Skip to main content

The Dayside : In search of Joules

By: Charles Day
14 March 2014

Two weeks ago, while on vacation in England, my wife Jan and I visited the town of Market Drayton. Accompanying us were my sister Sara and her two daughters: Miriam, aged 13, and Daisy, aged 10.

Our goal was to hike along the Shropshire Union Canal, which passes by the town and was built in the 18th and 19th centuries to connect three centers of the industrial revolution: Liverpool, Manchester, and Wolverhampton. Unfortunately, although the day was warm and sunny, the canal's tow path was slick and muddy. After walking half a mile, we turned back.

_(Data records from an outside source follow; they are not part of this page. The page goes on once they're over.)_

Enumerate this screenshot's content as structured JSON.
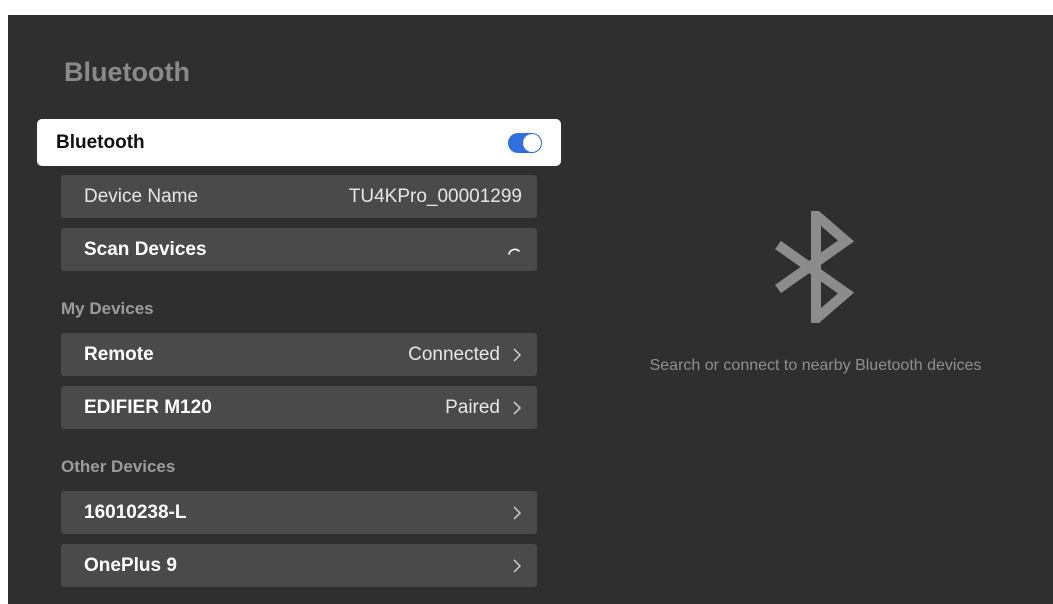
{
  "page": {
    "title": "Bluetooth"
  },
  "bluetooth_toggle": {
    "label": "Bluetooth",
    "enabled": true,
    "accent_color": "#2f6fe0"
  },
  "device_name": {
    "label": "Device Name",
    "value": "TU4KPro_00001299"
  },
  "scan": {
    "label": "Scan Devices",
    "icon": "loading-spinner-icon"
  },
  "my_devices": {
    "header": "My Devices",
    "items": [
      {
        "name": "Remote",
        "status": "Connected"
      },
      {
        "name": "EDIFIER M120",
        "status": "Paired"
      }
    ]
  },
  "other_devices": {
    "header": "Other Devices",
    "items": [
      {
        "name": "16010238-L",
        "status": ""
      },
      {
        "name": "OnePlus 9",
        "status": ""
      }
    ]
  },
  "side_panel": {
    "icon": "bluetooth-icon",
    "hint": "Search or connect to nearby Bluetooth devices"
  }
}
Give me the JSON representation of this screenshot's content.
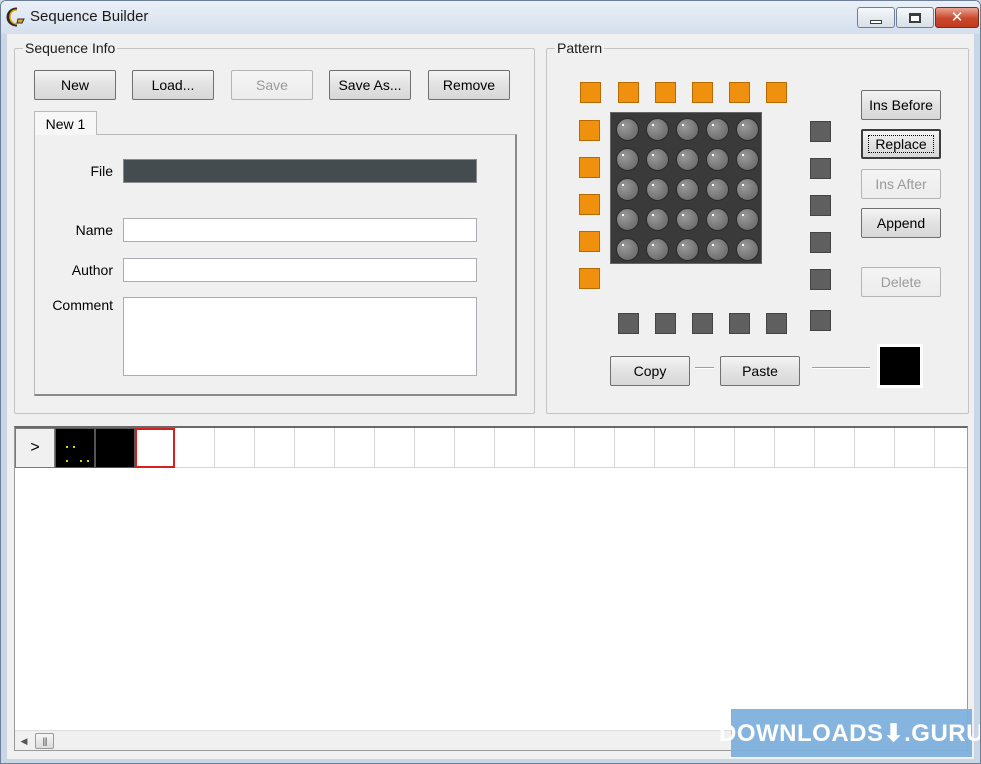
{
  "window": {
    "title": "Sequence Builder",
    "close_glyph": "✕"
  },
  "sequence_info": {
    "legend": "Sequence Info",
    "buttons": {
      "new": "New",
      "load": "Load...",
      "save": "Save",
      "save_as": "Save As...",
      "remove": "Remove"
    },
    "tab": "New 1",
    "fields": {
      "file_label": "File",
      "file_value": "",
      "name_label": "Name",
      "name_value": "",
      "author_label": "Author",
      "author_value": "",
      "comment_label": "Comment",
      "comment_value": ""
    }
  },
  "pattern": {
    "legend": "Pattern",
    "buttons": {
      "ins_before": "Ins Before",
      "replace": "Replace",
      "ins_after": "Ins After",
      "append": "Append",
      "delete": "Delete",
      "copy": "Copy",
      "paste": "Paste"
    },
    "grid_rows": 5,
    "grid_cols": 5,
    "colors": {
      "led_off": "#808080",
      "selector_active": "#f0900f",
      "selector_inactive": "#5f5f5f",
      "current_color": "#000000"
    }
  },
  "timeline": {
    "play_glyph": ">",
    "selected_frame_color": "#d81f1f",
    "scroll_left_glyph": "◀",
    "thumb_glyph": "|||"
  },
  "watermark": {
    "text": "DOWNLOADS⬇.GURU"
  }
}
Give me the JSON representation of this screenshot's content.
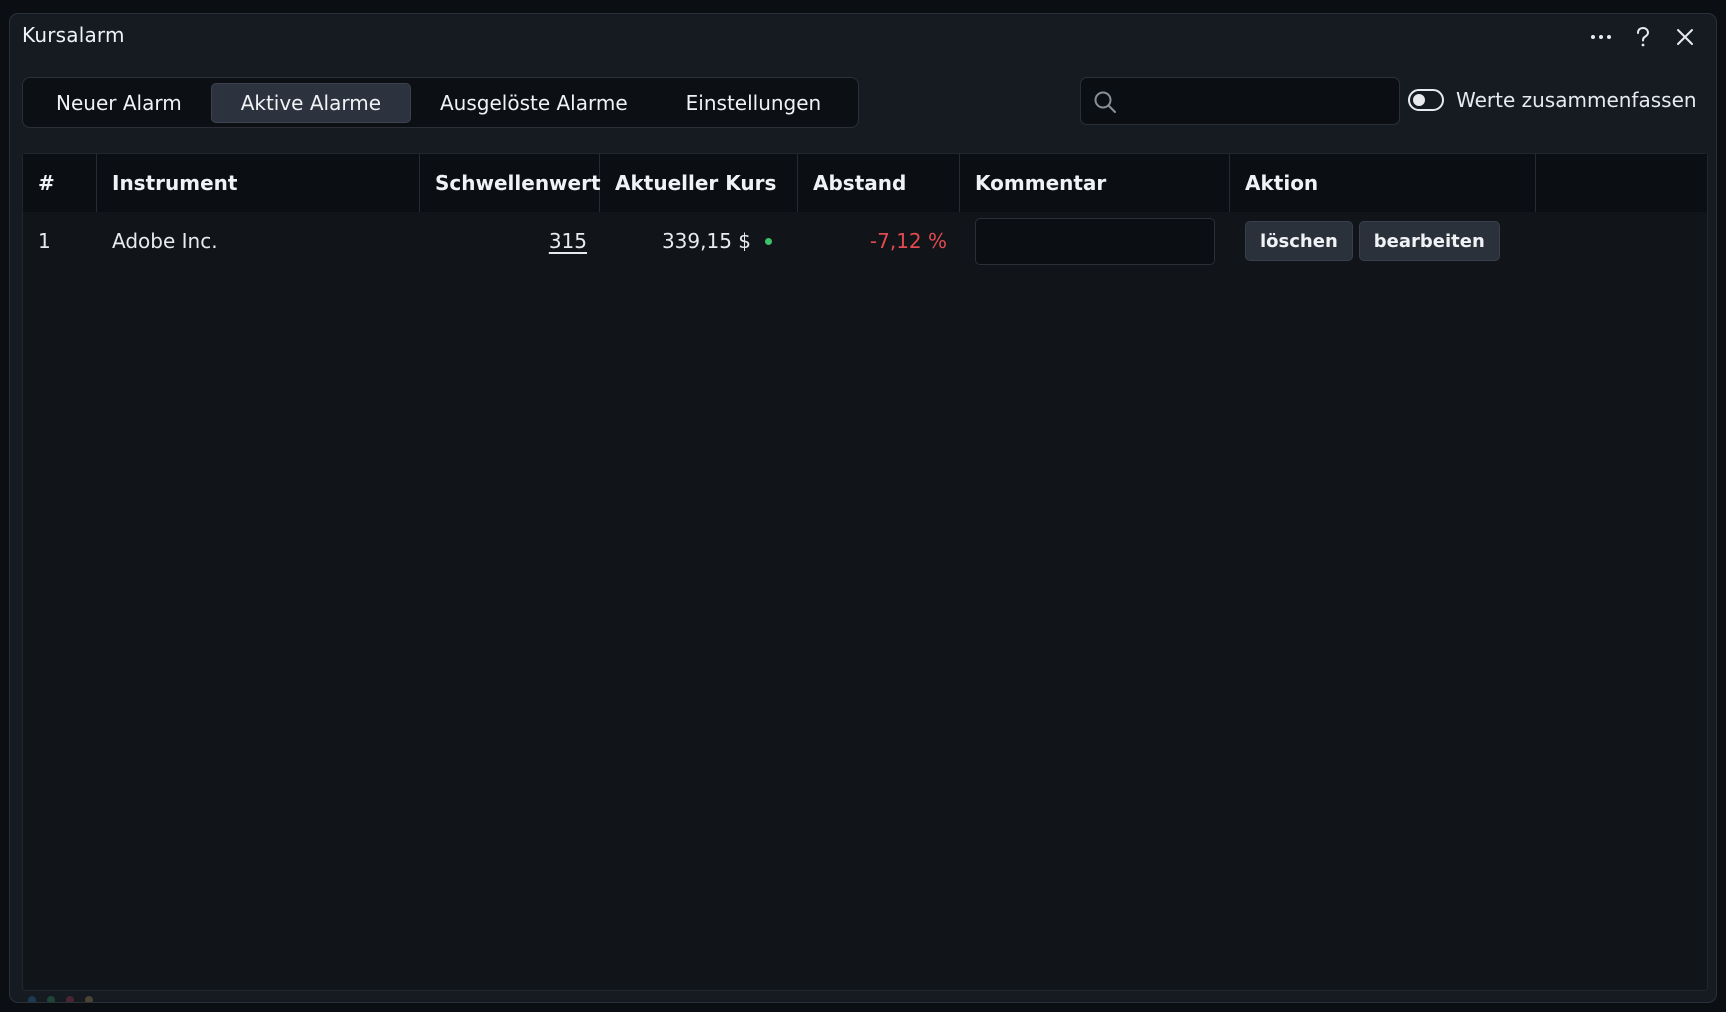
{
  "window": {
    "title": "Kursalarm",
    "actions": [
      {
        "name": "more-icon"
      },
      {
        "name": "help-icon"
      },
      {
        "name": "close-icon"
      }
    ]
  },
  "tabs": [
    {
      "label": "Neuer Alarm",
      "active": false
    },
    {
      "label": "Aktive Alarme",
      "active": true
    },
    {
      "label": "Ausgelöste Alarme",
      "active": false
    },
    {
      "label": "Einstellungen",
      "active": false
    }
  ],
  "search": {
    "value": "",
    "placeholder": "",
    "icon": "search-icon"
  },
  "toggle": {
    "label": "Werte zusammenfassen",
    "on": false
  },
  "table": {
    "columns": [
      "#",
      "Instrument",
      "Schwellenwert",
      "Aktueller Kurs",
      "Abstand",
      "Kommentar",
      "Aktion"
    ],
    "rows": [
      {
        "index": "1",
        "instrument": "Adobe Inc.",
        "threshold": "315",
        "current_price": "339,15 $",
        "distance": "-7,12 %",
        "comment": "",
        "actions": {
          "delete": "löschen",
          "edit": "bearbeiten"
        }
      }
    ]
  },
  "colors": {
    "negative": "#e04a50",
    "live_dot": "#3cc26a",
    "active_tab": "#2c333e"
  }
}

When we reentered Market Drayton, a sign painted on a red brick building caught my eye. It read "Joule's Brewery." Knowing that James Prescott Joule, the 19th-century physicist who first demonstrated the mechanical equivalence of heat, was a brewer, I was excited. But I was also puzzled. Joule's brewery was in Manchester, I thought.


The mystery was cleared up when I whipped out my iPhone and Googled "Joules Market Drayton." From the brewery's website, I learned that two branches of the Joule family were brewers. The branch that James Joule belonged to operated in Salford, a borough of Manchester and James Joule's birthplace. The other branch operated from Stone, a town 17 miles East of Market Drayton.

Neither branch survived the wave of consolidation that swept over the British brewing industry in the 1970s. Joule's was extinguished as a brand in 1974. The sign that had attracted my attention was put up by a new company that had revived the brand four years ago. Although the barmaid who poured me half a pint of Joule's Slumbering Monk ale hadn't heard of James Joule, I'm happy to report that the famous physicist does feature on the brewery's website.

I can imagine that the beer that James Joule drank in Salford was similar to the sample I enjoyed in Market Drayton, but the world of physics that he inhabited was far different from ours. In his memoir of Joule, Osborne Reynolds pointed out that when Joule embarked on his experiments, the concepts of work and energy "did not exist in the language of science in their present significance."

Joule is not a common surname. According to its phone directory, Washington, DC, where I live, is devoid of Joules. Wikipedia deems just two Joules besides the physicist to be worthy of inclusion: John Joule, a chemist at the University of Manchester who specializes in the synthesis of heterocyclic compounds, and Reggie Joule, the current mayor of Alaska's Northwest Arctic Borough.

Reggie Joule represented Alaska's 40th District from 1997 until 2012. Now that he's no longer a member of the Alaska House of Representatives, the link from his Wikipedia page to his House page defaults to a search box. Out of curiosity, I entered "Joule."

As I expected, the search returned records of Joule's activity in the House. But, to my great delight, it also brought up one of James Joule's scientific achievements. Chapter 43 of Alaska's tax code contains this definition of "gas processing":

(A) means processing a gaseous mixture of hydrocarbons
(i) by means of absorption, adsorption, externally applied refrigeration, artificial compression followed by adiabatic expansion using the Joule-Thomson effect, or another physical process that is not mechanical separation; and
(ii) for the purpose of extracting and recovering liquid hydrocarbons;
(B) does not include gas treatment.

Submit comment
Comment moderation successfully completed
632fc4064c2120686ad139879e7bbc09 weblog.blogpostsparsezxybnytfddd